Kadi Nicolson is a Physiotherapist in Surrey, BC, who also lives with Juvenile Arthritis. In June, she gave a talk called, How to Navigate Sport, Recreation and JIA, based on her own experiences balancing a passion for sport with chronic pain. Read Kadi’s story below and watch her full talk for more tips.
I was diagnosed with Polyarticular JIA when I was 16 after experiencing swelling, fatigue, and pain following an infection at age 15. At the time I was a high level gymnast and seeking a sports scholarship to a university in the United States. In total, I was competing and and training about 25 hours per week.
When I first started having joint pain, I didn’t know what had happened. I thought I’d injured myself. Eventually, I was diagnosed with JIA at BC Children’s Hospital. Despite some setbacks, I never lost sight of my goal: I wanted to make it to nationals.
During that period of intense training, I would often be tired, in pain and sometimes not be able to finish a practice. At times, it was very hard to keep going, but with some excellent treatments and help from my physiotherapist, I was able to realize my dream and compete at National Championships in Montreal.
Eventually, I did have to retire from gymnastics. At first it was hard, but then I started trying new sports like cycling, dancing, and yoga. As I found activities I truly enjoyed, moving and being active became a part of my life once again and not something I had to do just to stay healthy. I realized: I have arthritis, but it doesn’t define me.

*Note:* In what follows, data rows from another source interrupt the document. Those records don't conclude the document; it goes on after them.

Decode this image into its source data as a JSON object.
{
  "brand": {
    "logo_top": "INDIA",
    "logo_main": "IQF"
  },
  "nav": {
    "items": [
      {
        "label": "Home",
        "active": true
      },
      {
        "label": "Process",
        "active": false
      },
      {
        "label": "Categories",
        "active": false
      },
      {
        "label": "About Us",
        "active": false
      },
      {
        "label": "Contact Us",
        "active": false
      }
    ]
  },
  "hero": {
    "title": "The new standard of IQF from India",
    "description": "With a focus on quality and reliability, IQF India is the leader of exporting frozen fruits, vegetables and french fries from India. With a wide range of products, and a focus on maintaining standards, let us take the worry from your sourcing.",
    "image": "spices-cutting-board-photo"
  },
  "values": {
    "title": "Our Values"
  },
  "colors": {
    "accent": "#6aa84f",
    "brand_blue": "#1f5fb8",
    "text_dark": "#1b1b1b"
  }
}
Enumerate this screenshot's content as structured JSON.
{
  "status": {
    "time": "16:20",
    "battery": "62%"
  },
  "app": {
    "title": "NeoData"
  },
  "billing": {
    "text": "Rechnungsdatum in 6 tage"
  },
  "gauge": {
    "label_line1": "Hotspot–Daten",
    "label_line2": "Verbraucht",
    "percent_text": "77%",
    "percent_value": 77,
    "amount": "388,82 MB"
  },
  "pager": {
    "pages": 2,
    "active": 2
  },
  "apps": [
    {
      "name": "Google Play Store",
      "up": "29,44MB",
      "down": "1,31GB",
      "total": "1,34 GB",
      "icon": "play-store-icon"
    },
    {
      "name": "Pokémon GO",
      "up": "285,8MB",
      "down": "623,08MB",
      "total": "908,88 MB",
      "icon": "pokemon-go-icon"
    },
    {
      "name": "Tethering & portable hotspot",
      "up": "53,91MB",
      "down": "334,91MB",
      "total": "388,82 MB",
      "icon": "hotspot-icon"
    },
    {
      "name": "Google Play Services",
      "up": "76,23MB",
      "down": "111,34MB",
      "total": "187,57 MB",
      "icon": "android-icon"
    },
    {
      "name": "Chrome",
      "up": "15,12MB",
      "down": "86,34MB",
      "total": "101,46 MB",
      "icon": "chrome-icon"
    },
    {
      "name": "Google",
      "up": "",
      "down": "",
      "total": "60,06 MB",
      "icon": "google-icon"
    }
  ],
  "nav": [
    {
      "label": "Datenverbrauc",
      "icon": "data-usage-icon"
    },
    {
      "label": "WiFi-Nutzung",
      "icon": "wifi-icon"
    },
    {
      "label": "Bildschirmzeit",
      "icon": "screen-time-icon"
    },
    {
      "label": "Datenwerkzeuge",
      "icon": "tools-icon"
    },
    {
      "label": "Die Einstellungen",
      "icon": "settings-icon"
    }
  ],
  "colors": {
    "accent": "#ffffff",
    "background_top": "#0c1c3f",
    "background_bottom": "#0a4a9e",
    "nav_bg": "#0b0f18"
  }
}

That’s why I became physiotherapist – to work with people of all ages to reach their goals and improve their pain. In the video below, you’ll learn how you can help your child with JIA find the right balance between chronic arthritis and their own activity goals – whether that’s elite sport or gym class. You’ll also hear tips on:
- How to become more confident in identifying the different types of pain (inflammatory pain vs mechanical pain, i.e. sports injury)
- What activities feel good during flares
- How to balance possible side effects of your medication with your sport goals
- How changing the way you think can break the cycle of pain